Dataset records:
*** Begin section ***

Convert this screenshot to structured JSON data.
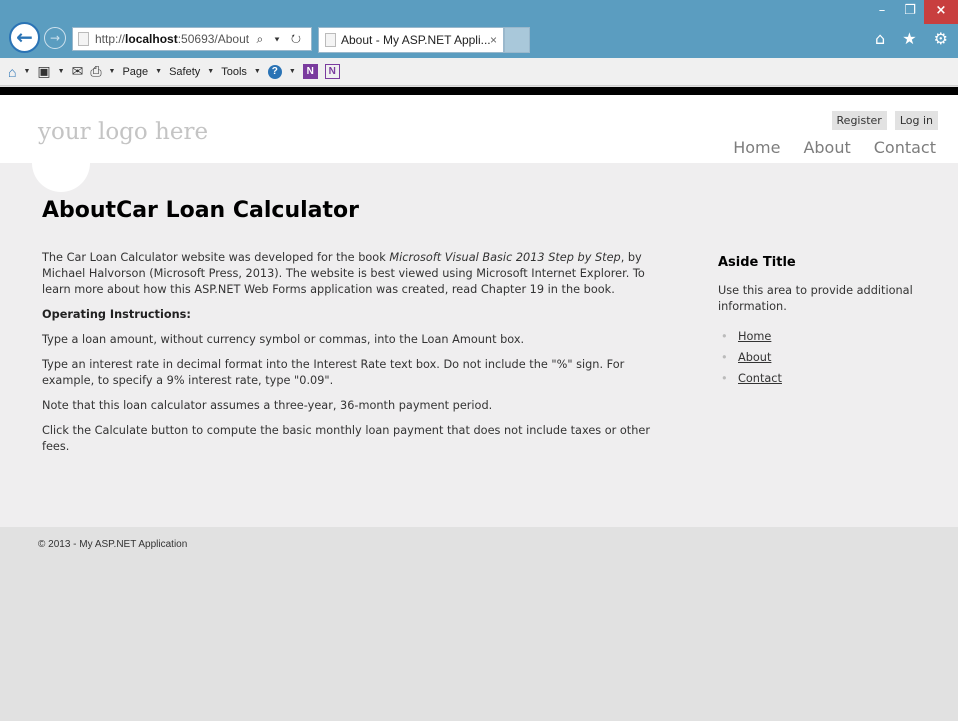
{
  "browser": {
    "address_url_prefix": "http://",
    "address_url_host": "localhost",
    "address_url_rest": ":50693/About",
    "address_icons": "⌕ ▾ ↻",
    "tab_title": "About - My ASP.NET Appli...",
    "tab_close": "×",
    "window_minimize": "–",
    "window_restore": "❐",
    "window_close": "×",
    "right_icons": "⌂ ★ ⚙",
    "back_glyph": "←",
    "forward_glyph": "→"
  },
  "command_bar": {
    "page_label": "Page",
    "safety_label": "Safety",
    "tools_label": "Tools",
    "help_glyph": "?",
    "onenote_glyph": "N",
    "caret": "▼"
  },
  "site": {
    "logo_text": "your logo here",
    "register_label": "Register",
    "login_label": "Log in",
    "nav": [
      "Home",
      "About",
      "Contact"
    ]
  },
  "page": {
    "title": "AboutCar Loan Calculator",
    "intro_pre": "The Car Loan Calculator website was developed for the book ",
    "intro_book": "Microsoft Visual Basic 2013 Step by Step",
    "intro_post": ", by Michael Halvorson (Microsoft Press, 2013). The website is best viewed using Microsoft Internet Explorer. To learn more about how this ASP.NET Web Forms application was created, read Chapter 19 in the book.",
    "instructions_heading": "Operating Instructions:",
    "step1": "Type a loan amount, without currency symbol or commas, into the Loan Amount box.",
    "step2": "Type an interest rate in decimal format into the Interest Rate text box. Do not include the \"%\" sign. For example, to specify a 9% interest rate, type \"0.09\".",
    "step3": "Note that this loan calculator assumes a three-year, 36-month payment period.",
    "step4": "Click the Calculate button to compute the basic monthly loan payment that does not include taxes or other fees."
  },
  "aside": {
    "title": "Aside Title",
    "text": "Use this area to provide additional information.",
    "links": [
      "Home",
      "About",
      "Contact"
    ]
  },
  "footer": {
    "copyright": "© 2013 - My ASP.NET Application"
  }
}
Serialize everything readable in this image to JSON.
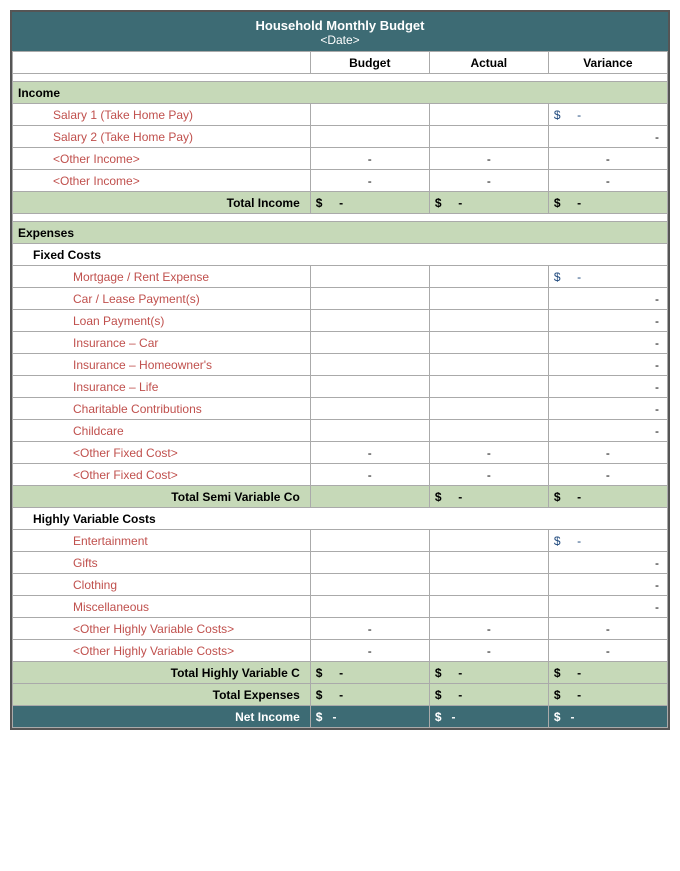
{
  "header": {
    "title": "Household Monthly Budget",
    "subtitle": "<Date>"
  },
  "columns": {
    "label": "",
    "budget": "Budget",
    "actual": "Actual",
    "variance": "Variance"
  },
  "income": {
    "label": "Income",
    "rows": [
      {
        "label": "Salary 1 (Take Home Pay)",
        "budget": "",
        "actual": "",
        "variance_dollar": "$",
        "variance": "-"
      },
      {
        "label": "Salary 2 (Take Home Pay)",
        "budget": "",
        "actual": "",
        "variance": "-"
      },
      {
        "label": "<Other Income>",
        "budget": "-",
        "actual": "-",
        "variance": "-"
      },
      {
        "label": "<Other Income>",
        "budget": "-",
        "actual": "-",
        "variance": "-"
      }
    ],
    "total": {
      "label": "Total Income",
      "budget_dollar": "$",
      "budget": "-",
      "actual_dollar": "$",
      "actual": "-",
      "variance_dollar": "$",
      "variance": "-"
    }
  },
  "expenses": {
    "label": "Expenses",
    "fixed": {
      "label": "Fixed Costs",
      "rows": [
        {
          "label": "Mortgage / Rent Expense",
          "budget": "",
          "actual": "",
          "variance_dollar": "$",
          "variance": "-"
        },
        {
          "label": "Car / Lease Payment(s)",
          "budget": "",
          "actual": "",
          "variance": "-"
        },
        {
          "label": "Loan Payment(s)",
          "budget": "",
          "actual": "",
          "variance": "-"
        },
        {
          "label": "Insurance – Car",
          "budget": "",
          "actual": "",
          "variance": "-"
        },
        {
          "label": "Insurance – Homeowner's",
          "budget": "",
          "actual": "",
          "variance": "-"
        },
        {
          "label": "Insurance – Life",
          "budget": "",
          "actual": "",
          "variance": "-"
        },
        {
          "label": "Charitable Contributions",
          "budget": "",
          "actual": "",
          "variance": "-"
        },
        {
          "label": "Childcare",
          "budget": "",
          "actual": "",
          "variance": "-"
        },
        {
          "label": "<Other Fixed Cost>",
          "budget": "-",
          "actual": "-",
          "variance": "-"
        },
        {
          "label": "<Other Fixed Cost>",
          "budget": "-",
          "actual": "-",
          "variance": "-"
        }
      ],
      "total": {
        "label": "Total Semi Variable Co",
        "actual_dollar": "$",
        "actual": "-",
        "variance_dollar": "$",
        "variance": "-"
      }
    },
    "variable": {
      "label": "Highly Variable Costs",
      "rows": [
        {
          "label": "Entertainment",
          "budget": "",
          "actual": "",
          "variance_dollar": "$",
          "variance": "-"
        },
        {
          "label": "Gifts",
          "budget": "",
          "actual": "",
          "variance": "-"
        },
        {
          "label": "Clothing",
          "budget": "",
          "actual": "",
          "variance": "-"
        },
        {
          "label": "Miscellaneous",
          "budget": "",
          "actual": "",
          "variance": "-"
        },
        {
          "label": "<Other Highly Variable Costs>",
          "budget": "-",
          "actual": "-",
          "variance": "-"
        },
        {
          "label": "<Other Highly Variable Costs>",
          "budget": "-",
          "actual": "-",
          "variance": "-"
        }
      ],
      "total": {
        "label": "Total Highly Variable C",
        "budget_dollar": "$",
        "budget": "-",
        "actual_dollar": "$",
        "actual": "-",
        "variance_dollar": "$",
        "variance": "-"
      }
    },
    "total_expenses": {
      "label": "Total Expenses",
      "budget_dollar": "$",
      "budget": "-",
      "actual_dollar": "$",
      "actual": "-",
      "variance_dollar": "$",
      "variance": "-"
    }
  },
  "net_income": {
    "label": "Net Income",
    "budget_dollar": "$",
    "budget": "-",
    "actual_dollar": "$",
    "actual": "-",
    "variance_dollar": "$",
    "variance": "-"
  }
}
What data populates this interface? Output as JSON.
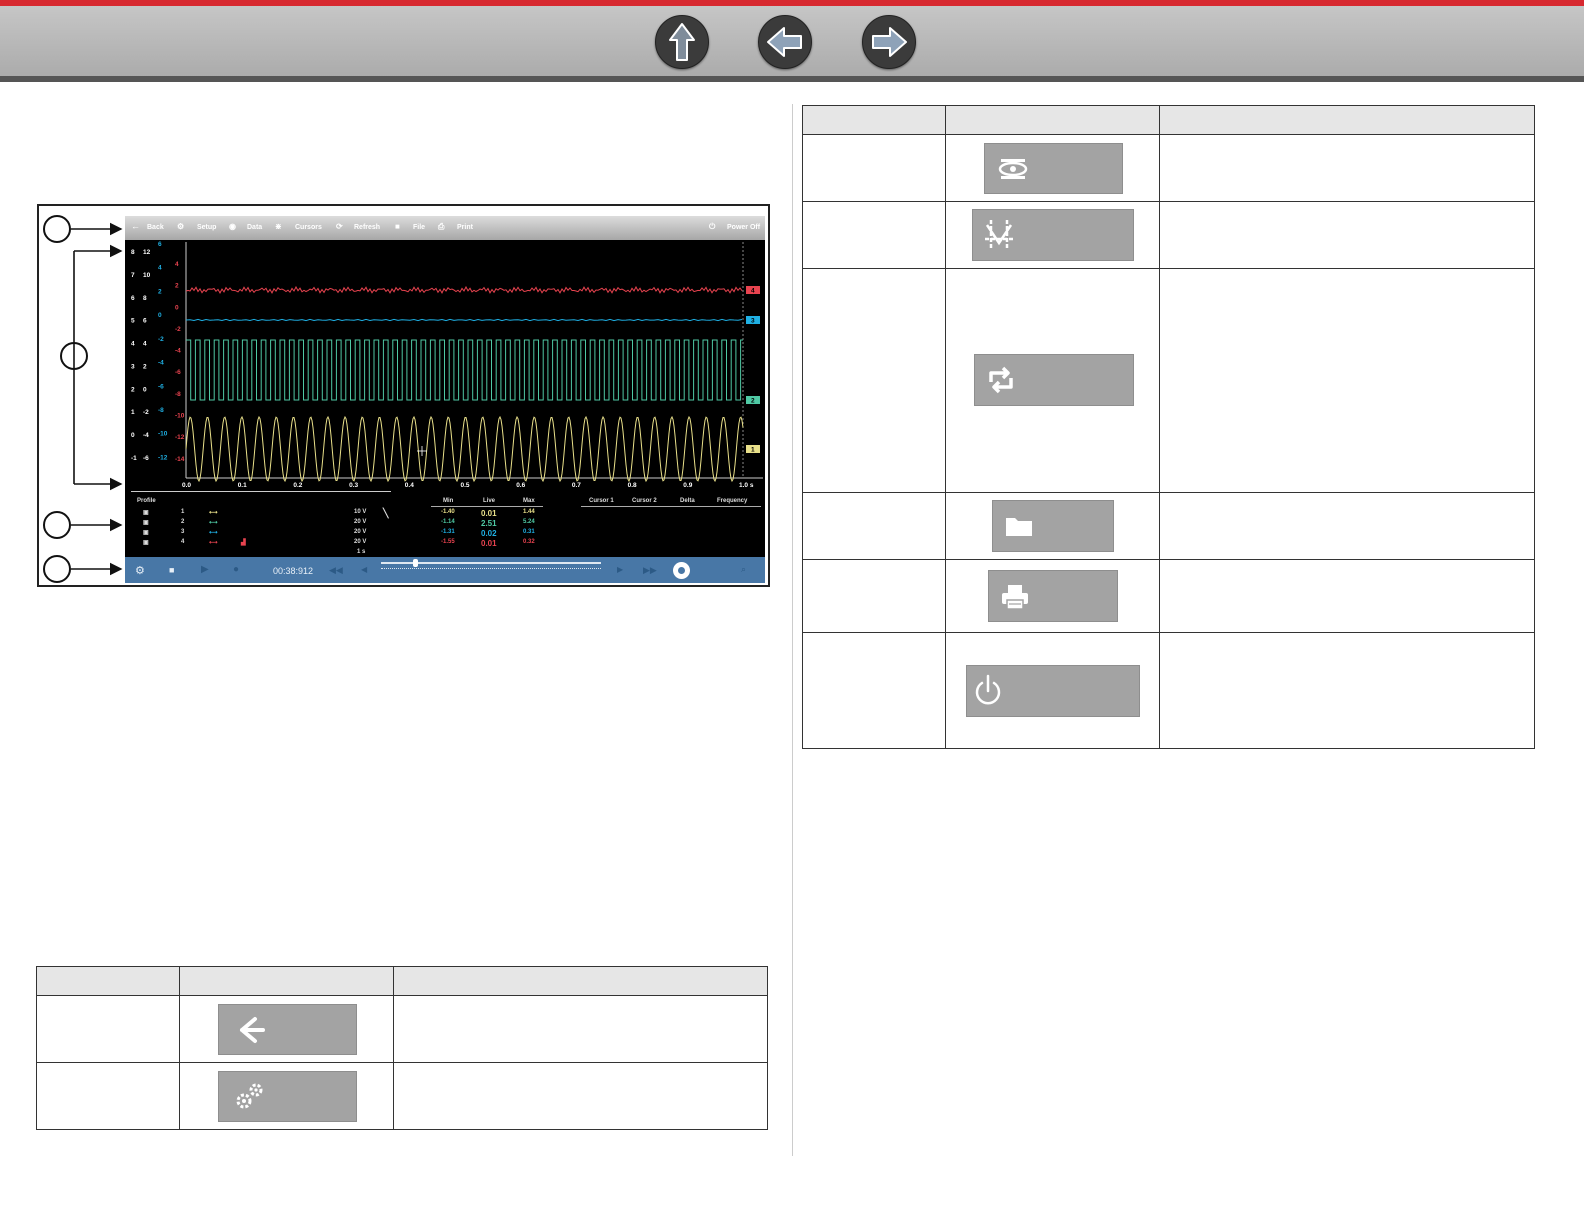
{
  "nav": {
    "up_icon": "up-arrow-icon",
    "back_icon": "left-arrow-icon",
    "forward_icon": "right-arrow-icon"
  },
  "screen": {
    "toolbar": {
      "back": "Back",
      "setup": "Setup",
      "data": "Data",
      "cursors": "Cursors",
      "refresh": "Refresh",
      "file": "File",
      "print": "Print",
      "power_off": "Power Off"
    },
    "y_axes": {
      "col1": [
        "8",
        "7",
        "6",
        "5",
        "4",
        "3",
        "2",
        "1",
        "0",
        "-1"
      ],
      "col2": [
        "12",
        "10",
        "8",
        "6",
        "4",
        "2",
        "0",
        "-2",
        "-4",
        "-6"
      ],
      "col3": [
        "6",
        "4",
        "2",
        "0",
        "-2",
        "-4",
        "-6",
        "-8",
        "-10",
        "-12"
      ],
      "col4": [
        "4",
        "2",
        "0",
        "-2",
        "-4",
        "-6",
        "-8",
        "-10",
        "-12",
        "-14"
      ]
    },
    "x_axis": [
      "0.0",
      "0.1",
      "0.2",
      "0.3",
      "0.4",
      "0.5",
      "0.6",
      "0.7",
      "0.8",
      "0.9",
      "1.0 s"
    ],
    "traces": [
      {
        "id": "4",
        "color": "#e8434f",
        "kind": "noisy-flat"
      },
      {
        "id": "3",
        "color": "#1fb0e4",
        "kind": "flat"
      },
      {
        "id": "2",
        "color": "#4fc9a4",
        "kind": "square"
      },
      {
        "id": "1",
        "color": "#e9e08a",
        "kind": "sine"
      }
    ],
    "data_headers": {
      "profile": "Profile",
      "min": "Min",
      "live": "Live",
      "max": "Max",
      "cursor1": "Cursor 1",
      "cursor2": "Cursor 2",
      "delta": "Delta",
      "frequency": "Frequency"
    },
    "rows": [
      {
        "ch": "1",
        "scale": "10 V",
        "min": "-1.40",
        "live": "0.01",
        "max": "1.44",
        "color": "#e9e08a"
      },
      {
        "ch": "2",
        "scale": "20 V",
        "min": "-1.14",
        "live": "2.51",
        "max": "5.24",
        "color": "#4fc9a4"
      },
      {
        "ch": "3",
        "scale": "20 V",
        "min": "-1.31",
        "live": "0.02",
        "max": "0.31",
        "color": "#1fb0e4"
      },
      {
        "ch": "4",
        "scale": "20 V",
        "min": "-1.55",
        "live": "0.01",
        "max": "0.32",
        "color": "#e8434f"
      }
    ],
    "sweep": "1 s",
    "time_readout": "00:38:912"
  },
  "left_table_rows": [
    {
      "icon": "left-arrow-icon"
    },
    {
      "icon": "gears-icon"
    }
  ],
  "right_table_rows": [
    {
      "icon": "eye-icon"
    },
    {
      "icon": "cursors-icon"
    },
    {
      "icon": "refresh-icon"
    },
    {
      "icon": "folder-icon"
    },
    {
      "icon": "printer-icon"
    },
    {
      "icon": "power-icon"
    }
  ],
  "colors": {
    "brand_red": "#d7282f",
    "playback_blue": "#4877a6"
  }
}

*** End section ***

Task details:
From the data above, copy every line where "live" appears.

Your solution:
      "live": "Live",
        "live": "0.01",
        "live": "2.51",
        "live": "0.02",
        "live": "0.01",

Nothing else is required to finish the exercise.